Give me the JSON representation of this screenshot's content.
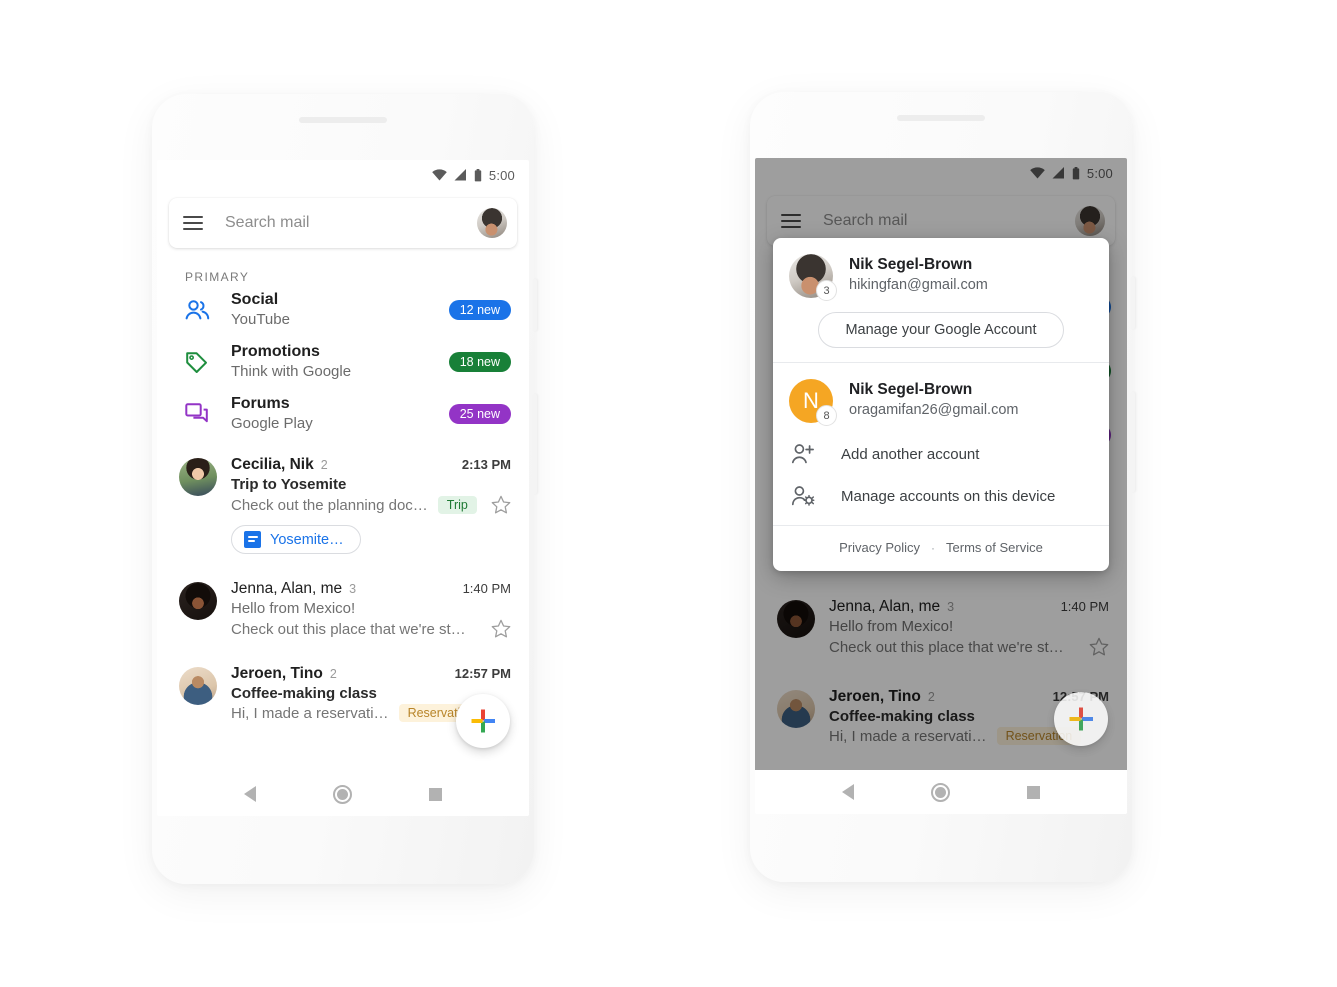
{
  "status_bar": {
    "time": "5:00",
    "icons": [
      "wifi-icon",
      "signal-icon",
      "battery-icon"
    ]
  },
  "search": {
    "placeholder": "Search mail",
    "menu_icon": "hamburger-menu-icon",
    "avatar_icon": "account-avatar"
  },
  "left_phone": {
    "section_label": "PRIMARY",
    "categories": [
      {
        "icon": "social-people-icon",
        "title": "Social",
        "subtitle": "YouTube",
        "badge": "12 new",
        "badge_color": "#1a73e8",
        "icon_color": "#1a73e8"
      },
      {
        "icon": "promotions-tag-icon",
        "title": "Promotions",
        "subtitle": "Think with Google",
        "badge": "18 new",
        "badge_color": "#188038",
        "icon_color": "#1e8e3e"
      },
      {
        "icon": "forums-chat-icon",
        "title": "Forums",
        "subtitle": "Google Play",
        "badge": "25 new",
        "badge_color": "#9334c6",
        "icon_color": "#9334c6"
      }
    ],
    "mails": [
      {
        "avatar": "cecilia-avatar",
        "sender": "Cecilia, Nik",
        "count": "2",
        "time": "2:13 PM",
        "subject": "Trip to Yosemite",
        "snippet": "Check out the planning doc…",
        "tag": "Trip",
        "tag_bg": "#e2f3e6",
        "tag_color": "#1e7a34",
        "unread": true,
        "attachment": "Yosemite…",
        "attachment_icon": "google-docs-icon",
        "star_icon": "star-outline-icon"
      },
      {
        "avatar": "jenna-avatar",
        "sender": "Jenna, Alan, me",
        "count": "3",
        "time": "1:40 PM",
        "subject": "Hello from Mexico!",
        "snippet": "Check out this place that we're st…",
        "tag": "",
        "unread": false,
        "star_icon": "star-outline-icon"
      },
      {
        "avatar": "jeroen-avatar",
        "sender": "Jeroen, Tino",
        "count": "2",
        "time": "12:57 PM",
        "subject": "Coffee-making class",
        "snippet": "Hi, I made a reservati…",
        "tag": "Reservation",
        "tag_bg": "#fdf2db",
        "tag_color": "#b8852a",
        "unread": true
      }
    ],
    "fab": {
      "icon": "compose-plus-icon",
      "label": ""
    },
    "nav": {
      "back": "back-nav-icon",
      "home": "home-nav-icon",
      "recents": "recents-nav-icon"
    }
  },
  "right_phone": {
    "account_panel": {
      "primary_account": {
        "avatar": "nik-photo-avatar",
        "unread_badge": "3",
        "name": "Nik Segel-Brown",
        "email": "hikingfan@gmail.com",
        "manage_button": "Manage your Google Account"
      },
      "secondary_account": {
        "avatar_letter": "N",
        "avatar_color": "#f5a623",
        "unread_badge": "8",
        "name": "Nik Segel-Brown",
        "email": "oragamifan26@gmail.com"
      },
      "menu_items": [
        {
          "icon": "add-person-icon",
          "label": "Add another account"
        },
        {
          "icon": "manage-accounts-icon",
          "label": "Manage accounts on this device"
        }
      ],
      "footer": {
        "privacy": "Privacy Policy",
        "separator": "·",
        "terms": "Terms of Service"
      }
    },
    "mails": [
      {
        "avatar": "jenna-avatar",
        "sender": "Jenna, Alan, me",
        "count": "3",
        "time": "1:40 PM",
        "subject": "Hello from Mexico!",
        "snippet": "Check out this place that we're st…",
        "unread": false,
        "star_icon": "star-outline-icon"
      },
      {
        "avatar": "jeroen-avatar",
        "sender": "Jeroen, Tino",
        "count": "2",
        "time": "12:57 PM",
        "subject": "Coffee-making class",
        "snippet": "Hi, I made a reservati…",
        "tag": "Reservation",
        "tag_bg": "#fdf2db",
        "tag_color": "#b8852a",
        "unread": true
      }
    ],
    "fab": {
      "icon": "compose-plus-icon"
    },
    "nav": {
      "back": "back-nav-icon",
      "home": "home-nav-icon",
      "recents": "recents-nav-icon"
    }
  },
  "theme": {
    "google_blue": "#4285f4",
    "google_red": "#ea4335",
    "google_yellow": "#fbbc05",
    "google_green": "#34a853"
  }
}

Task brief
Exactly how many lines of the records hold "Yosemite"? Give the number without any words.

Final answer
2